Exercise aim:
Show each line of the records in which the word "kind" occurs.
== Material for this task
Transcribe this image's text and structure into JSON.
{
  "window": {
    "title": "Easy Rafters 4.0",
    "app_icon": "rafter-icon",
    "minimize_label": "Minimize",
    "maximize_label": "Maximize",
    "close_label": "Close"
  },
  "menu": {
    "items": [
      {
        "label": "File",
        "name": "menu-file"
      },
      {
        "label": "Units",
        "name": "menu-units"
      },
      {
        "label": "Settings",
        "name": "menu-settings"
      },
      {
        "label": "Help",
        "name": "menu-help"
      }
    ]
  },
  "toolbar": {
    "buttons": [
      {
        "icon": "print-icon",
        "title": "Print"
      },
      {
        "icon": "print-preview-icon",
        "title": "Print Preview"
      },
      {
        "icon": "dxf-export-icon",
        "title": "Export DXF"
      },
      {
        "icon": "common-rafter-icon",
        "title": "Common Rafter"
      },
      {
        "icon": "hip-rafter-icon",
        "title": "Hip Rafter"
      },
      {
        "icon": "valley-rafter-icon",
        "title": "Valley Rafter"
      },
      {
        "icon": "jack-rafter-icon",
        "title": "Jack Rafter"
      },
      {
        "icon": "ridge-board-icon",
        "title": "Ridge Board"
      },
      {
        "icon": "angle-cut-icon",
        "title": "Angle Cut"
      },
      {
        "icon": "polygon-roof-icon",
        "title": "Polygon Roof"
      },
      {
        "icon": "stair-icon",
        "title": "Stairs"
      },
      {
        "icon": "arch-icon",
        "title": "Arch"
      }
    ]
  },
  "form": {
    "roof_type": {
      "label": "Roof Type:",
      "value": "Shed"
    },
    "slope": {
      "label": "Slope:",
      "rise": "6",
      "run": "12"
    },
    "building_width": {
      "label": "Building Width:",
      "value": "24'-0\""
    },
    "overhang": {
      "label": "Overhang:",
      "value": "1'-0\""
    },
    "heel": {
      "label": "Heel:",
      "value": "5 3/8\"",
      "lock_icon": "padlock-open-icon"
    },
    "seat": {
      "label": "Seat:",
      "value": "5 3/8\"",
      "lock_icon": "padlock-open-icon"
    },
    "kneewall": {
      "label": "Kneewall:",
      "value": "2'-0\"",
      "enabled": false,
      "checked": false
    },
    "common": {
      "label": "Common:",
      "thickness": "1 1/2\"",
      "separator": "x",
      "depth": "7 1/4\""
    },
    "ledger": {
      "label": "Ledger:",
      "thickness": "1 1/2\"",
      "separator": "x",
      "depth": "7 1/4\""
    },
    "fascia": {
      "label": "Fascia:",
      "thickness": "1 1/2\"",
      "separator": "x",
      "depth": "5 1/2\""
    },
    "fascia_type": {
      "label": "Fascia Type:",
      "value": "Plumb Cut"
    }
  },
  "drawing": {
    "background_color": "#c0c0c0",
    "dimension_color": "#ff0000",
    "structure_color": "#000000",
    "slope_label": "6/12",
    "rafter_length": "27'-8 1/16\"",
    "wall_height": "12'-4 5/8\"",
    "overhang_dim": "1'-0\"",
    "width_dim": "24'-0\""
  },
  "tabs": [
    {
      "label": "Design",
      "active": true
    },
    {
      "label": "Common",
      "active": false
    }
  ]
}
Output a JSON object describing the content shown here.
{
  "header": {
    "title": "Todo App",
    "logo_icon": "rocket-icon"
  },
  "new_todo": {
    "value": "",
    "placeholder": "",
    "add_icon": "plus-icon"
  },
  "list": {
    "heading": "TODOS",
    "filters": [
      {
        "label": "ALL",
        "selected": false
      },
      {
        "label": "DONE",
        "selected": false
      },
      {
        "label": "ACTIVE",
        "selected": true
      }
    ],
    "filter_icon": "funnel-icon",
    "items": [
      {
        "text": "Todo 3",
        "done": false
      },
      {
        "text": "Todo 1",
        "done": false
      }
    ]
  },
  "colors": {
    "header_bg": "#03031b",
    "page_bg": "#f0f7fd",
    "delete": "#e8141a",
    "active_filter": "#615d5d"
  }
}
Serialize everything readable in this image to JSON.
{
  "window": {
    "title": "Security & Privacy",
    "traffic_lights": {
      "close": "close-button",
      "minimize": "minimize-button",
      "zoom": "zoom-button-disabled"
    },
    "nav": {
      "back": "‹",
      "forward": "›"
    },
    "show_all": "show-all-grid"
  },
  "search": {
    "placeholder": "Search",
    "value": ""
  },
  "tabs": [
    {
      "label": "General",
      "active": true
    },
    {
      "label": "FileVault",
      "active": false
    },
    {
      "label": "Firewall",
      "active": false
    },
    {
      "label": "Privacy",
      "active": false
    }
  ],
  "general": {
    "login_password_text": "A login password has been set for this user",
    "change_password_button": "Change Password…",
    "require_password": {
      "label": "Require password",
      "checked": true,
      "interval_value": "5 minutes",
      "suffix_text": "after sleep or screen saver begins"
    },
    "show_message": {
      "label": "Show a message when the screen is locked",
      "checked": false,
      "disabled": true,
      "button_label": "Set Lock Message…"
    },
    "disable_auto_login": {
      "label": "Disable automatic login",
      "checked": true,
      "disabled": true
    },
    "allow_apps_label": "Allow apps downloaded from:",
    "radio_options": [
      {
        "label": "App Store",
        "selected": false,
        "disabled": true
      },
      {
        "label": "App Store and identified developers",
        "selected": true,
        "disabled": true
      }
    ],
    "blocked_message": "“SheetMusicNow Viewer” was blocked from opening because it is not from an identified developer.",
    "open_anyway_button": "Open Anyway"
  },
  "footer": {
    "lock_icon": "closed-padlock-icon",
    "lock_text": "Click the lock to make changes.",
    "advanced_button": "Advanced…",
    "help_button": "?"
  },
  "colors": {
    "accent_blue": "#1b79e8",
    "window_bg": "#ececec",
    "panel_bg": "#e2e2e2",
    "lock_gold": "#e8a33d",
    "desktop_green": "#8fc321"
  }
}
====
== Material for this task
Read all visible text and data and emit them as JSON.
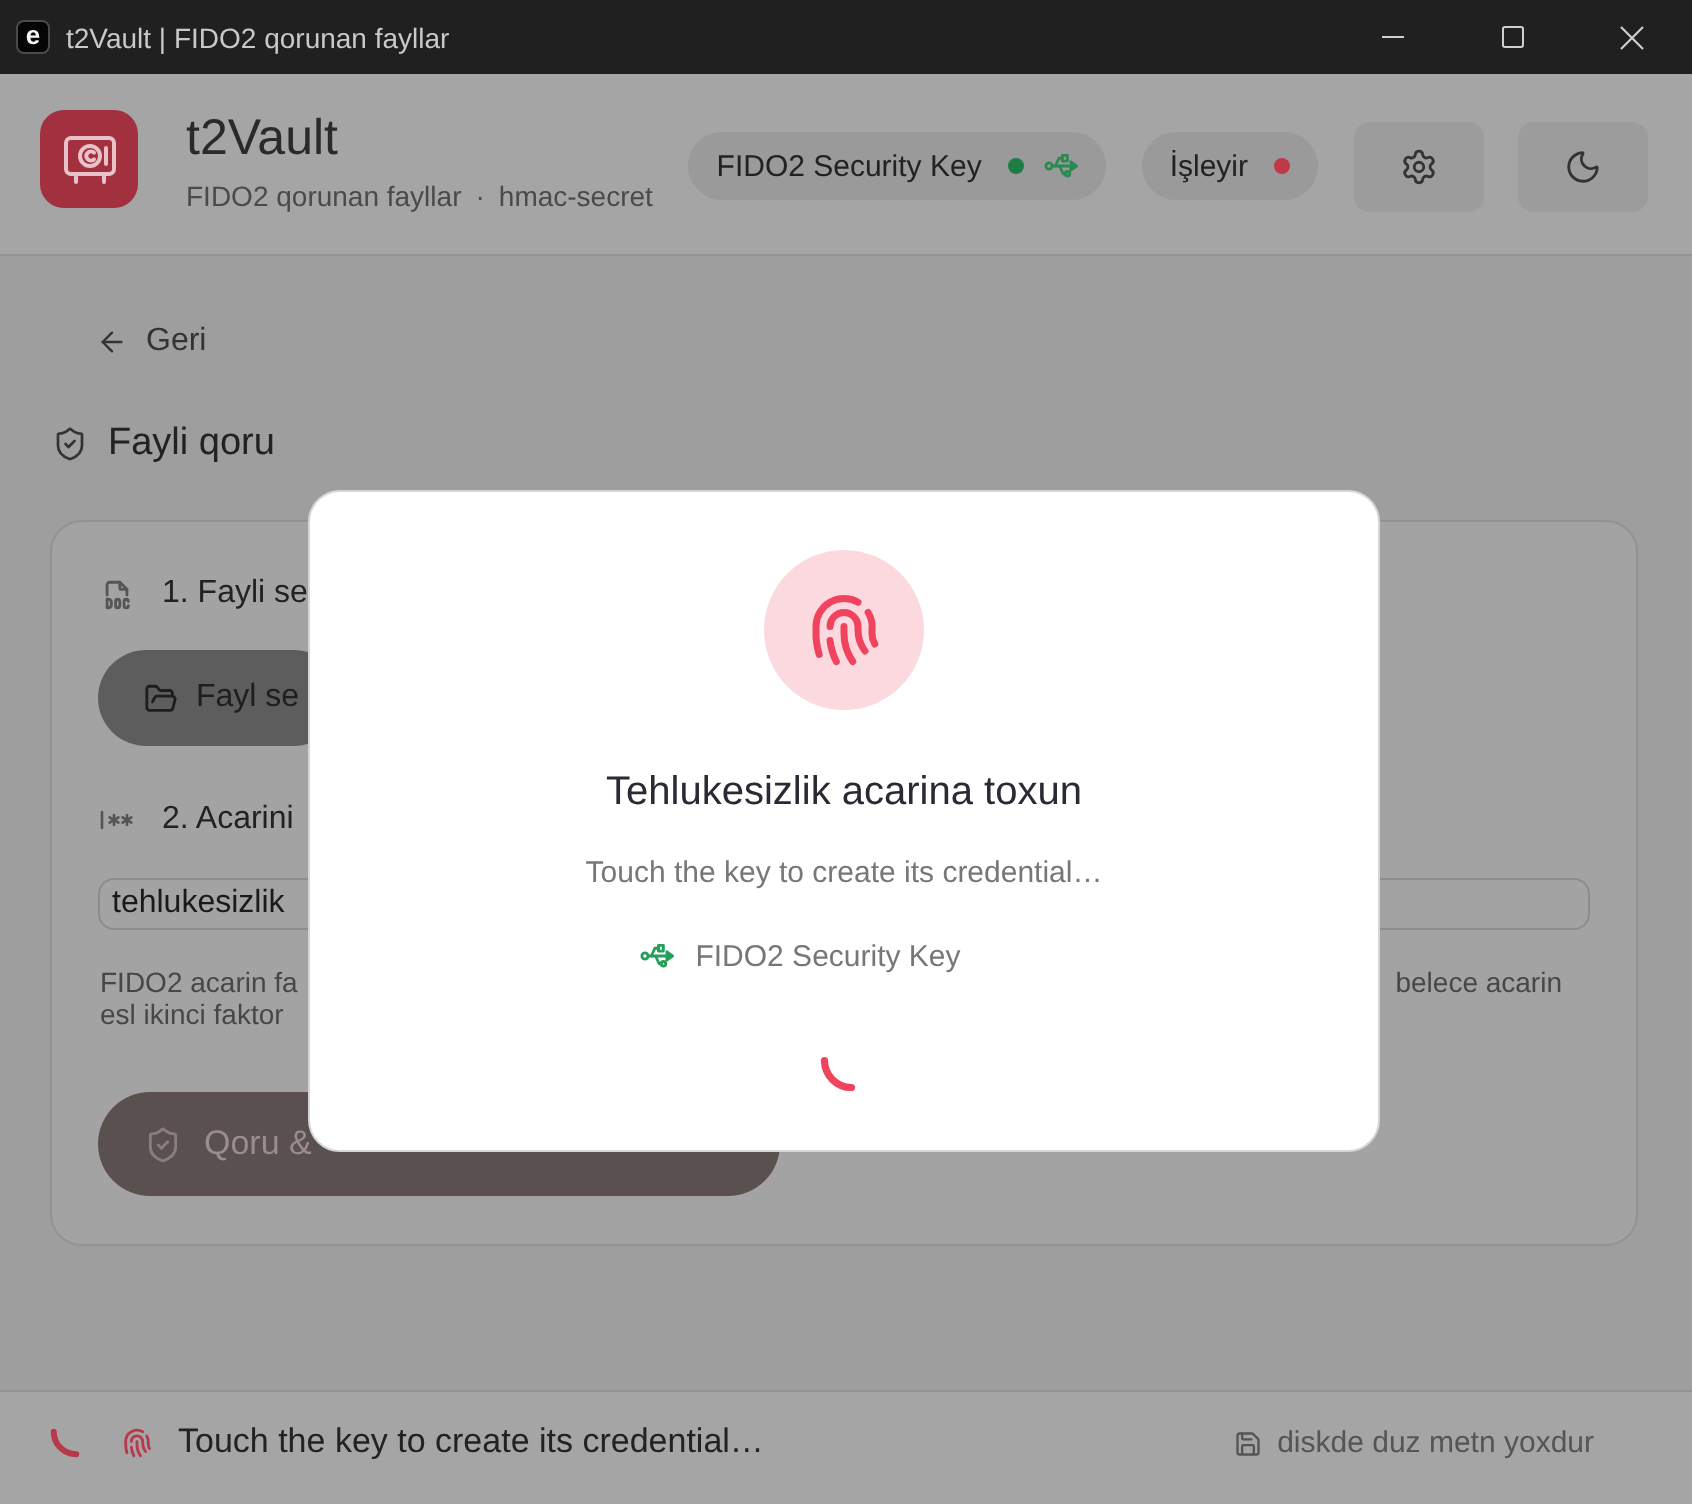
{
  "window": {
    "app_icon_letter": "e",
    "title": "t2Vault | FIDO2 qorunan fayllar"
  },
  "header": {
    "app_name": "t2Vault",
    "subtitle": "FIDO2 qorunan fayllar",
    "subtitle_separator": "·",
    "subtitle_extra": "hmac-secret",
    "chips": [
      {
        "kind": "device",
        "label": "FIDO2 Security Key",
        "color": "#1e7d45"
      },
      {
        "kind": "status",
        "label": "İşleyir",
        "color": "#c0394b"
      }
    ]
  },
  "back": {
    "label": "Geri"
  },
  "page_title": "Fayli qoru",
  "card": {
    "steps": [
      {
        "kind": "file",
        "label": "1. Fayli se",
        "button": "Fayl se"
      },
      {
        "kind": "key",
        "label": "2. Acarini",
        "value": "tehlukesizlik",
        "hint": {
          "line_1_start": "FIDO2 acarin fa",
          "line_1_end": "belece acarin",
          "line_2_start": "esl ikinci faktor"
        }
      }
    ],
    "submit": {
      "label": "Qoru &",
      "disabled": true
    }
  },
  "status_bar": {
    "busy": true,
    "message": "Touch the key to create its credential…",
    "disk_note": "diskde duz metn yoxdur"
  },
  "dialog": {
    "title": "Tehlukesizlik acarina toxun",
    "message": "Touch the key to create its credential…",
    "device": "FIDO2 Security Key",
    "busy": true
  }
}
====
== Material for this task
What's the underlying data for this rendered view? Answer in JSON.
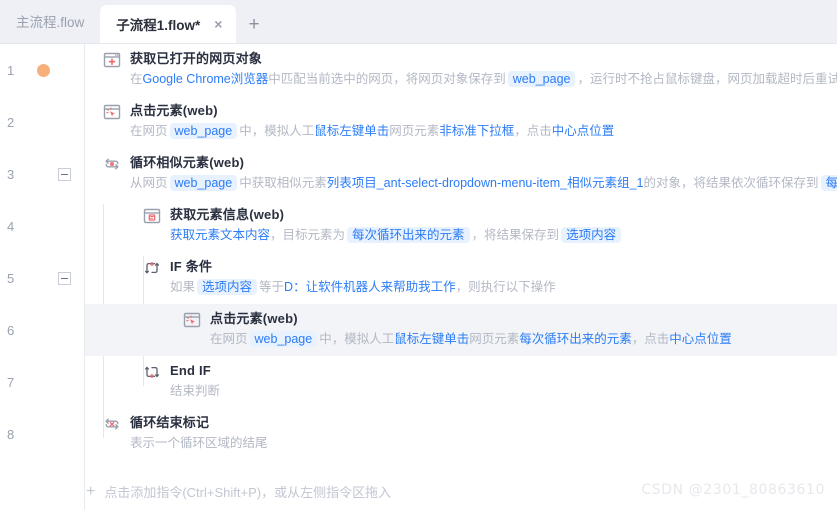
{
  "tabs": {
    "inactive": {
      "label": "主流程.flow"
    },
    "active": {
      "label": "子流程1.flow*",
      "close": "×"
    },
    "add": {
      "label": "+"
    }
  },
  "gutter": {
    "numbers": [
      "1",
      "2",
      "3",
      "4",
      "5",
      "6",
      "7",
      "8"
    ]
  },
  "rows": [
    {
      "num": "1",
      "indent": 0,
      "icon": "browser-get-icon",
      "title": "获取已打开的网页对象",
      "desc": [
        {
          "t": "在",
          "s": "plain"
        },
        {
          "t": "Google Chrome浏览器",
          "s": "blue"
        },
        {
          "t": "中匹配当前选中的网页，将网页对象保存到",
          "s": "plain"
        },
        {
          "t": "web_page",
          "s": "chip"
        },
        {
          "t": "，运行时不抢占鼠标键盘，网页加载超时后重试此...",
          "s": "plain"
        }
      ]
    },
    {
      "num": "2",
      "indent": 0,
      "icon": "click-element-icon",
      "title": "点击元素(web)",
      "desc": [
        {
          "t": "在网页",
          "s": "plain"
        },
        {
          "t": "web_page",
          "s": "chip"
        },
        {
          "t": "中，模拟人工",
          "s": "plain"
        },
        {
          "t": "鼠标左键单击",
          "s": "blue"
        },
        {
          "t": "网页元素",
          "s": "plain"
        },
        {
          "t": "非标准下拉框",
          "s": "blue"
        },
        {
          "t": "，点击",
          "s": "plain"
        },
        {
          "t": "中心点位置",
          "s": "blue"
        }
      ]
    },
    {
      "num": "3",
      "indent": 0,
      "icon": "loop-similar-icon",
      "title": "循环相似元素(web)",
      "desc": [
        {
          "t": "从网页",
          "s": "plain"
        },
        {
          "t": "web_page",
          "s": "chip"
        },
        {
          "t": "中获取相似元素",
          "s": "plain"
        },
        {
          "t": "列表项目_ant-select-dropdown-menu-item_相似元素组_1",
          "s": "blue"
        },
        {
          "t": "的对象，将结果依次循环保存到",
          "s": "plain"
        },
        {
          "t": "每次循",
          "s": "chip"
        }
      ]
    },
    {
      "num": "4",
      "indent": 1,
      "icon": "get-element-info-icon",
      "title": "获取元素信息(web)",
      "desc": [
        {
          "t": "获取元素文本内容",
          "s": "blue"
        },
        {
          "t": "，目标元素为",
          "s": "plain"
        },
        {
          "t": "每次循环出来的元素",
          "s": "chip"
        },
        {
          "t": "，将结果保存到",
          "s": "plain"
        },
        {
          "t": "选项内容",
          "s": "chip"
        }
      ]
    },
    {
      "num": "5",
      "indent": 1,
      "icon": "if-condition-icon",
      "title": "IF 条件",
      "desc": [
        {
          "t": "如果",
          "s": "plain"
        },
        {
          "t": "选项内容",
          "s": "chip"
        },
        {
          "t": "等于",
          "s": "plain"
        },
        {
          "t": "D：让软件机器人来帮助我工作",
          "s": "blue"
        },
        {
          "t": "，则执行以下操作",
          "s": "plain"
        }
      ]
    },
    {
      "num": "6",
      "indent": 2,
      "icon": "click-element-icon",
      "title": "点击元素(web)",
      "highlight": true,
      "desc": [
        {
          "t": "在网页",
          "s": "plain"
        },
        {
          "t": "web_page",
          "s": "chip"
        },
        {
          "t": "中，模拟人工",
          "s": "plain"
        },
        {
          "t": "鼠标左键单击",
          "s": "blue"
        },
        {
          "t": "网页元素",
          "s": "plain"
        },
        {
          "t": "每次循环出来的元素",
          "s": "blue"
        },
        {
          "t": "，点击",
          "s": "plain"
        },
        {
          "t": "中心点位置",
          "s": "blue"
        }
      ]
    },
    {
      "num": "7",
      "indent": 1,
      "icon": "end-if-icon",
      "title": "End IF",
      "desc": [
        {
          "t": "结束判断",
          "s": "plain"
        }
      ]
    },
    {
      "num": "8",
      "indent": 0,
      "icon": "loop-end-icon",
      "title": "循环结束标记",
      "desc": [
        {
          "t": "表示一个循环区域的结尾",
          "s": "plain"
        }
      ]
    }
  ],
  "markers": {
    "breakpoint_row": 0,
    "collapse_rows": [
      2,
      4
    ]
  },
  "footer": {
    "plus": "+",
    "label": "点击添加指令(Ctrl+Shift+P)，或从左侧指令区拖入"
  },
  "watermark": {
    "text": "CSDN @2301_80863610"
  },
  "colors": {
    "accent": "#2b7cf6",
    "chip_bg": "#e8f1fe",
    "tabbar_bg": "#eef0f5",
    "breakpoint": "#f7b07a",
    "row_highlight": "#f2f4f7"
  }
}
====
Response to the task:
        "kind": "device",
        "kind": "status",
        "kind": "file",
        "kind": "key",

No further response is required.